▶ **TASK TO CARRY OUT**
For each line below that holds "Schatz", return the line as it stands.

▶ **DATASET RECORDS**
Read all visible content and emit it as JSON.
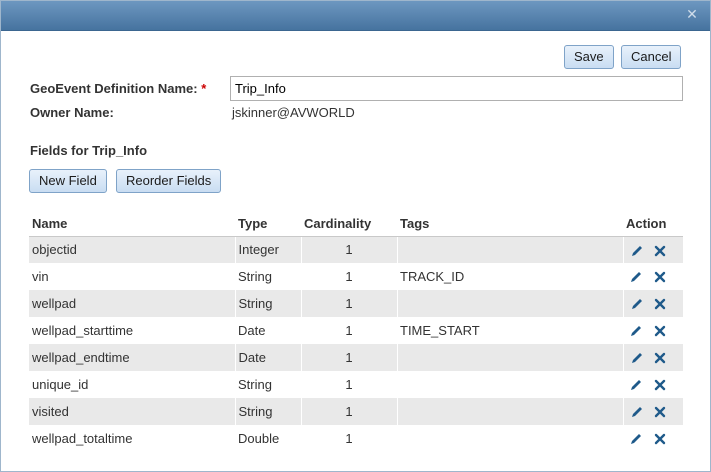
{
  "toolbar": {
    "save_label": "Save",
    "cancel_label": "Cancel"
  },
  "form": {
    "definition_name_label": "GeoEvent Definition Name:",
    "required_marker": "*",
    "definition_name_value": "Trip_Info",
    "owner_label": "Owner Name:",
    "owner_value": "jskinner@AVWORLD"
  },
  "fields_section": {
    "heading": "Fields for Trip_Info",
    "new_field_label": "New Field",
    "reorder_fields_label": "Reorder Fields"
  },
  "table": {
    "headers": {
      "name": "Name",
      "type": "Type",
      "cardinality": "Cardinality",
      "tags": "Tags",
      "action": "Action"
    },
    "rows": [
      {
        "name": "objectid",
        "type": "Integer",
        "cardinality": "1",
        "tags": ""
      },
      {
        "name": "vin",
        "type": "String",
        "cardinality": "1",
        "tags": "TRACK_ID"
      },
      {
        "name": "wellpad",
        "type": "String",
        "cardinality": "1",
        "tags": ""
      },
      {
        "name": "wellpad_starttime",
        "type": "Date",
        "cardinality": "1",
        "tags": "TIME_START"
      },
      {
        "name": "wellpad_endtime",
        "type": "Date",
        "cardinality": "1",
        "tags": ""
      },
      {
        "name": "unique_id",
        "type": "String",
        "cardinality": "1",
        "tags": ""
      },
      {
        "name": "visited",
        "type": "String",
        "cardinality": "1",
        "tags": ""
      },
      {
        "name": "wellpad_totaltime",
        "type": "Double",
        "cardinality": "1",
        "tags": ""
      }
    ]
  },
  "icons": {
    "close": "close-icon",
    "edit": "pencil-icon",
    "delete": "delete-x-icon"
  },
  "colors": {
    "titlebar": "#5682ad",
    "button_fill": "#d6e6f7",
    "row_shade": "#e9e9e9",
    "required": "#cc0000",
    "action_icon": "#1f5a8a"
  }
}
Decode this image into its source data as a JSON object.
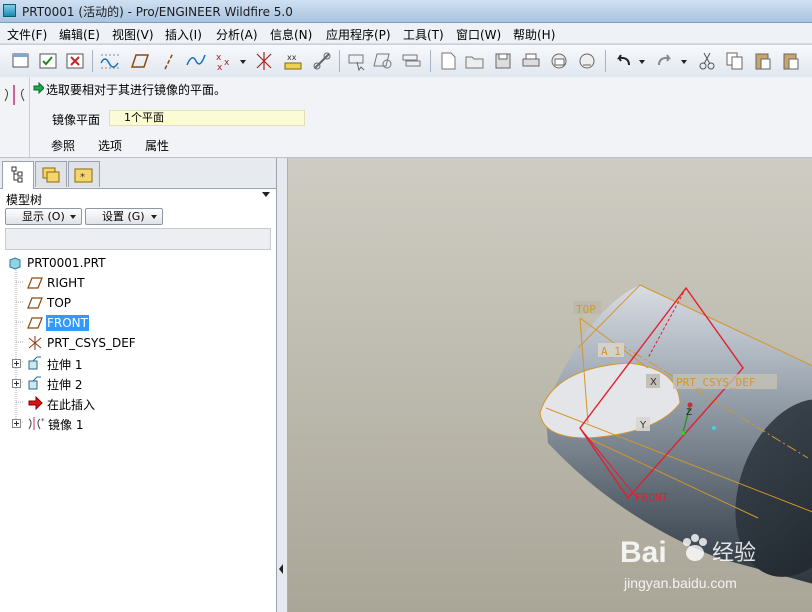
{
  "window": {
    "title": "PRT0001 (活动的) - Pro/ENGINEER Wildfire 5.0"
  },
  "menubar": {
    "items": [
      "文件(F)",
      "编辑(E)",
      "视图(V)",
      "插入(I)",
      "分析(A)",
      "信息(N)",
      "应用程序(P)",
      "工具(T)",
      "窗口(W)",
      "帮助(H)"
    ]
  },
  "dashboard": {
    "prompt": "选取要相对于其进行镜像的平面。",
    "mirror_plane_label": "镜像平面",
    "mirror_plane_value": "1个平面",
    "tabs": [
      "参照",
      "选项",
      "属性"
    ]
  },
  "model_tree": {
    "title": "模型树",
    "show_button": "显示 (O)",
    "settings_button": "设置 (G)",
    "items": [
      {
        "label": "PRT0001.PRT",
        "icon": "part-icon"
      },
      {
        "label": "RIGHT",
        "icon": "datum-plane-icon"
      },
      {
        "label": "TOP",
        "icon": "datum-plane-icon"
      },
      {
        "label": "FRONT",
        "icon": "datum-plane-icon",
        "selected": true
      },
      {
        "label": "PRT_CSYS_DEF",
        "icon": "coordinate-system-icon"
      },
      {
        "label": "拉伸 1",
        "icon": "extrude-icon"
      },
      {
        "label": "拉伸 2",
        "icon": "extrude-icon"
      },
      {
        "label": "在此插入",
        "icon": "insert-here-arrow-icon"
      },
      {
        "label": "镜像 1",
        "icon": "mirror-feature-icon"
      }
    ]
  },
  "viewport": {
    "labels": {
      "top": "TOP",
      "axis": "A_1",
      "csys": "PRT_CSYS_DEF",
      "front": "FRONT",
      "x": "X",
      "y": "Y",
      "z": "Z"
    }
  },
  "watermark": {
    "brand": "Bai",
    "brand2": "经验",
    "url": "jingyan.baidu.com"
  },
  "colors": {
    "selection": "#3399ff",
    "datum": "#d4962a",
    "highlight": "#e02030",
    "viewport_bg": "#bdbbb0"
  }
}
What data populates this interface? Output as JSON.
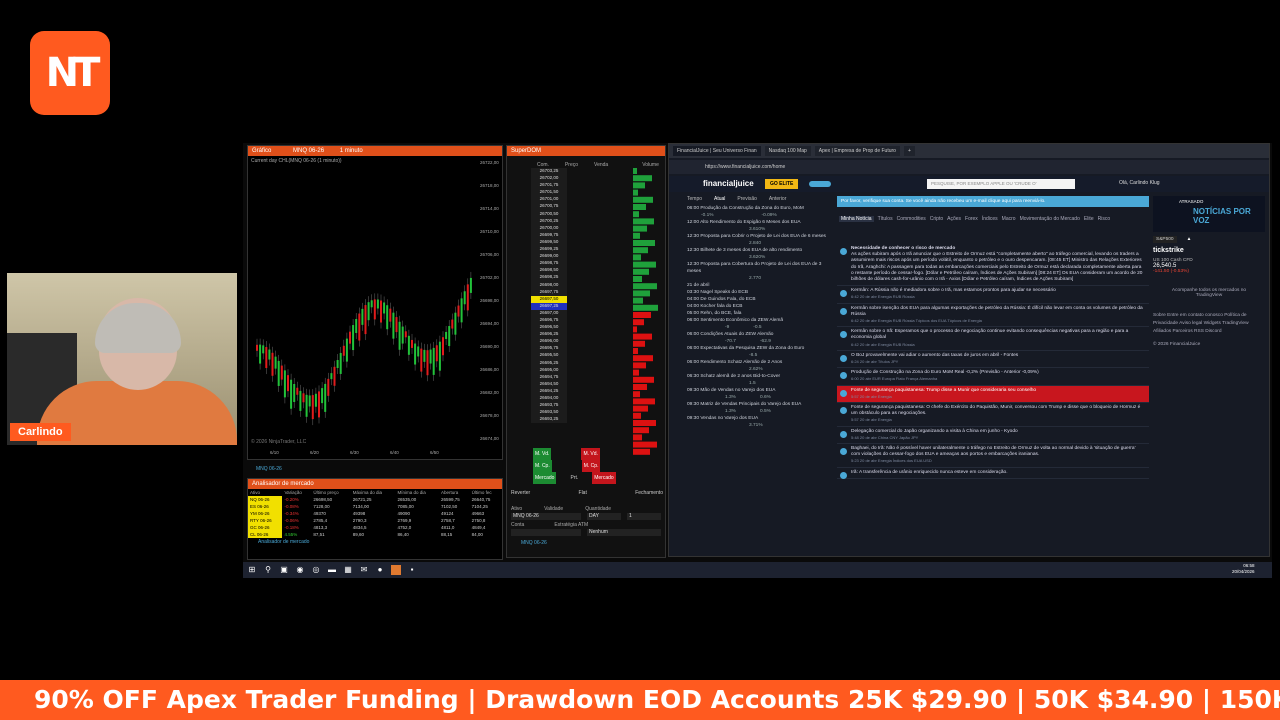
{
  "webcam": {
    "name": "Carlindo"
  },
  "chart": {
    "title": "Gráfico",
    "instrument": "MNQ 06-26",
    "interval": "1 minuto",
    "subtitle": "Current day CHL(MNQ 06-26 (1 minuto))",
    "copyright": "© 2026 NinjaTrader, LLC",
    "tab": "MNQ 06-26",
    "yticks": [
      "26722,00",
      "26718,00",
      "26714,00",
      "26710,00",
      "26706,00",
      "26702,00",
      "26698,00",
      "26694,00",
      "26690,00",
      "26686,00",
      "26682,00",
      "26678,00",
      "26674,00"
    ],
    "xticks": [
      "6/10",
      "6/20",
      "6/30",
      "6/40",
      "6/50"
    ]
  },
  "market": {
    "title": "Analisador de mercado",
    "tab": "Analisador de mercado",
    "headers": [
      "Ativo",
      "Variação",
      "Último preço",
      "Máxima do dia",
      "Mínima do dia",
      "Abertura",
      "Último fec"
    ],
    "rows": [
      [
        "NQ 06-26",
        "-0.20%",
        "26698,50",
        "26721,25",
        "26535,00",
        "26599,75",
        "26640,75"
      ],
      [
        "ES 06-26",
        "-0.08%",
        "7128,00",
        "7134,00",
        "7085,00",
        "7102,50",
        "7104,25"
      ],
      [
        "YM 06-26",
        "-0.34%",
        "49370",
        "49398",
        "49090",
        "49124",
        "49663"
      ],
      [
        "RTY 06-26",
        "-0.06%",
        "2785,4",
        "2790,3",
        "2769,9",
        "2758,7",
        "2750,8"
      ],
      [
        "GC 06-26",
        "-0.18%",
        "4813,3",
        "4834,5",
        "4752,0",
        "4811,0",
        "4849,4"
      ],
      [
        "CL 06-26",
        "4.55%",
        "87,51",
        "89,60",
        "86,40",
        "88,15",
        "84,00"
      ]
    ]
  },
  "dom": {
    "title": "SuperDOM",
    "headers": [
      "Com.",
      "Preço",
      "Venda",
      "Volume"
    ],
    "prices": [
      "26703,25",
      "26702,00",
      "26701,75",
      "26701,50",
      "26701,00",
      "26700,75",
      "26700,50",
      "26700,25",
      "26700,00",
      "26699,75",
      "26699,50",
      "26699,25",
      "26699,00",
      "26698,75",
      "26698,50",
      "26698,25",
      "26698,00",
      "26697,75",
      "26697,50",
      "26697,25",
      "26697,00",
      "26696,75",
      "26696,50",
      "26696,25",
      "26696,00",
      "26695,75",
      "26695,50",
      "26695,25",
      "26695,00",
      "26694,75",
      "26694,50",
      "26694,25",
      "26694,00",
      "26693,75",
      "26693,50",
      "26693,25"
    ],
    "buttons": [
      "M. Vd.",
      "M. Cp.",
      "Mercado",
      "Prt.",
      "Reverter",
      "Flat",
      "Fechamento"
    ],
    "fields": {
      "asset_label": "Ativo",
      "asset": "MNQ 06-26",
      "validity_label": "Validade",
      "validity": "DAY",
      "qty_label": "Quantidade",
      "qty": "1",
      "account_label": "Conta",
      "strategy_label": "Estratégia ATM",
      "strategy": "Nenhum"
    },
    "tab": "MNQ 06-26"
  },
  "browser": {
    "tabs": [
      "FinancialJuice | Seu Universo Finan",
      "Nasdaq 100 Map",
      "Apex | Empresa de Prop de Futuro"
    ],
    "url": "https://www.financialjuice.com/home"
  },
  "fj": {
    "logo": "financialjuice",
    "go_elite": "GO ELITE",
    "search": "PESQUISE, POR EXEMPLO APPLE OU 'CRUDE O'",
    "user": "Olá, Carlindo Klug",
    "banner": "Por favor, verifique sua conta. Se você ainda não recebeu um e-mail clique aqui para reenviá-lo.",
    "filters": [
      "Minha Notícia",
      "Títulos",
      "Commodities",
      "Cripto",
      "Ações",
      "Forex",
      "Índices",
      "Macro",
      "Movimentação do Mercado",
      "Elite",
      "Risco"
    ],
    "cal_head": [
      "Tempo",
      "Atual",
      "Previsão",
      "Anterior"
    ],
    "calendar": [
      {
        "t": "06:00",
        "name": "Produção da Construção da Zona do Euro, MoM",
        "a": "-0.1%",
        "f": "",
        "p": "-0.09%"
      },
      {
        "t": "12:00",
        "name": "Alto Rendimento do Espigão 6 Meses dos EUA",
        "a": "",
        "f": "",
        "p": "3.610%"
      },
      {
        "t": "12:30",
        "name": "Proposta para Cobrir o Projeto de Lei dos EUA de 6 meses",
        "a": "",
        "f": "",
        "p": "2.840"
      },
      {
        "t": "12:30",
        "name": "Bilhete de 3 meses dos EUA de alto rendimento",
        "a": "",
        "f": "",
        "p": "3.620%"
      },
      {
        "t": "12:30",
        "name": "Proposta para Cobertura do Projeto de Lei dos EUA de 3 meses",
        "a": "",
        "f": "",
        "p": "2.770"
      },
      {
        "t": "21 de abril",
        "name": "",
        "a": "",
        "f": "",
        "p": ""
      },
      {
        "t": "03:30",
        "name": "Nagel Speaks do ECB",
        "a": "",
        "f": "",
        "p": ""
      },
      {
        "t": "04:00",
        "name": "De Guindos Fala, do ECB",
        "a": "",
        "f": "",
        "p": ""
      },
      {
        "t": "04:00",
        "name": "Kocher fala do ECB",
        "a": "",
        "f": "",
        "p": ""
      },
      {
        "t": "05:00",
        "name": "Rehn, do BCE, fala",
        "a": "",
        "f": "",
        "p": ""
      },
      {
        "t": "06:00",
        "name": "Sentimento Econômico da ZEW Alemã",
        "a": "",
        "f": "-9",
        "p": "-0.5"
      },
      {
        "t": "06:00",
        "name": "Condições Atuais do ZEW Alemão",
        "a": "",
        "f": "-70.7",
        "p": "-62.9"
      },
      {
        "t": "06:00",
        "name": "Expectativas da Pesquisa ZEW da Zona do Euro",
        "a": "",
        "f": "",
        "p": "-8.5"
      },
      {
        "t": "06:00",
        "name": "Rendimento Schatz Alemão de 2 Anos",
        "a": "",
        "f": "",
        "p": "2.62%"
      },
      {
        "t": "06:30",
        "name": "Schatz alemã de 2 anos Bid-to-Cover",
        "a": "",
        "f": "",
        "p": "1.5"
      },
      {
        "t": "09:30",
        "name": "Mão de Vendas no Varejo dos EUA",
        "a": "",
        "f": "1.3%",
        "p": "0.6%"
      },
      {
        "t": "09:30",
        "name": "Matriz de Vendas Principais do Varejo dos EUA",
        "a": "",
        "f": "1.3%",
        "p": "0.5%"
      },
      {
        "t": "09:30",
        "name": "Vendas no Varejo dos EUA",
        "a": "",
        "f": "",
        "p": "3.71%"
      }
    ],
    "news": [
      {
        "title": "Necessidade de conhecer o risco de mercado",
        "body": "As ações subiram após o Irã anunciar que o Estreito de Ormuz está \"completamente aberto\" ao tráfego comercial, levando os traders a assumirem mais riscos após um período volátil, enquanto o petróleo e o ouro despencaram. [08:45 ET] Ministro das Relações Exteriores do Irã, Araghchi: A passagem para todas as embarcações comerciais pelo Estreito de Ormuz está declarada completamente aberta para o restante período de cessar-fogo. [Dólar e Petróleo caíram, Índices de Ações Subiram] [08:24 ET] Os EUA consideram um acordo de 20 bilhões de dólares cash-for-urânio com o Irã - Axios [Dólar e Petróleo caíram, Índices de Ações Subiram]",
        "meta": ""
      },
      {
        "title": "Kermân: A Rússia não é mediadora sobre o Irã, mas estamos prontos para ajudar se necessário",
        "body": "",
        "meta": "6:42 20 de abr  Energia  RUB  Rússia"
      },
      {
        "title": "Kermân sobre isenção dos EUA para algumas exportações de petróleo da Rússia: É difícil não levar em conta os volumes de petróleo da Rússia",
        "body": "",
        "meta": "6:42 20 de abr  Energia  RUB  Rússia  Tópicos dos EUA  Tópicos de Energia"
      },
      {
        "title": "Kermân sobre o Irã: Esperamos que o processo de negociação continue evitando consequências negativas para a região e para a economia global",
        "body": "",
        "meta": "6:42 20 de abr  Energia  RUB  Rússia"
      },
      {
        "title": "O BoJ provavelmente vai adiar o aumento das taxas de juros em abril - Fontes",
        "body": "",
        "meta": "6:24 20 de abr  Títulos  JPY"
      },
      {
        "title": "Produção de Construção na Zona do Euro MoM Real -0,2% (Previsão - Anterior -0,09%)",
        "body": "",
        "meta": "6:00 20 abr  EUR  Europa  Fiato  França  Alemanha"
      },
      {
        "title": "Fonte de segurança paquistanesa: Trump disse a Munir que consideraria seu conselho",
        "body": "",
        "meta": "5:57 20 de abr  Energia",
        "red": true
      },
      {
        "title": "Fonte de segurança paquistanesa: O chefe do Exército do Paquistão, Munir, conversou com Trump e disse que o bloqueio de Hormuz é um obstáculo para as negociações.",
        "body": "",
        "meta": "5:57 20 de abr  Energia"
      },
      {
        "title": "Delegação comercial do Japão organizando a visita à China em junho - Kyodo",
        "body": "",
        "meta": "5:48 20 de abr  China  CNY  Japão  JPY"
      },
      {
        "title": "Baghaei, do Irã: Não é possível haver unilateralmente o tráfego no Estreito de Ormuz de volta ao normal devido à 'situação de guerra' com violações do cessar-fogo dos EUA e ameaças aos portos e embarcações iranianas.",
        "body": "",
        "meta": "5:23 20 de abr  Energia  Índices dos EUA  USD"
      },
      {
        "title": "Irã: A transferência de urânio enriquecido nunca esteve em consideração.",
        "body": "",
        "meta": ""
      }
    ],
    "side": {
      "delayed": "ATRASADO",
      "banner": "NOTÍCIAS POR VOZ",
      "select": "S&P500",
      "brand": "tickstrike",
      "q1_name": "US 100 Cash CFD",
      "q1_val": "26,540.5",
      "q1_chg": "-141.50 (-0.53%)",
      "track": "Acompanhe todos os mercados no",
      "tv": "TradingView",
      "links": "Sobre  Entre em contato conosco  Política de Privacidade  Aviso legal  Widgets  TradingView  Afiliados  Parceiros  RSS  Discord",
      "copy": "© 2026 FinancialJuice"
    }
  },
  "clock": {
    "time": "06:58",
    "date": "20/04/2026"
  },
  "ticker": "90% OFF Apex Trader Funding | Drawdown EOD Accounts 25K $29.90 | 50K $34.90 | 150K $79.90 - Co"
}
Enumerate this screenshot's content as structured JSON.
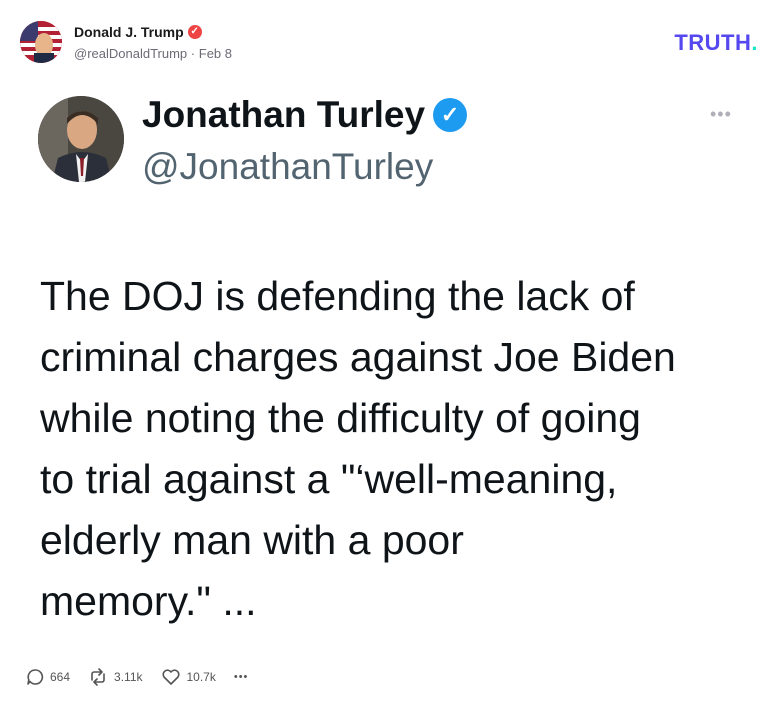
{
  "post": {
    "author_name": "Donald J. Trump",
    "author_handle": "@realDonaldTrump",
    "separator": "·",
    "date": "Feb 8",
    "brand": "TRUTH",
    "brand_dot": "."
  },
  "quoted": {
    "name": "Jonathan Turley",
    "handle": "@JonathanTurley",
    "more": "•••",
    "lines": [
      "The DOJ is defending the lack of",
      "criminal charges against Joe Biden",
      "while noting the difficulty of going",
      "to trial against a \"‘well-meaning,",
      "elderly man with a poor",
      "memory.\" ..."
    ]
  },
  "actions": {
    "replies": "664",
    "retruths": "3.11k",
    "likes": "10.7k",
    "more": "•••"
  },
  "colors": {
    "brand": "#5448ee",
    "brand_dot": "#17e6c8",
    "author_badge": "#ef4444",
    "verified": "#1d9bf0"
  },
  "icons": [
    "verified-badge-icon",
    "verified-check-icon",
    "reply-icon",
    "retruth-icon",
    "like-icon",
    "more-icon"
  ]
}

▶ **SOLUTION FOR THIS TASK**
        "name": "Rendimento Schatz Alemão de 2 Anos",
        "name": "Schatz alemã de 2 anos Bid-to-Cover",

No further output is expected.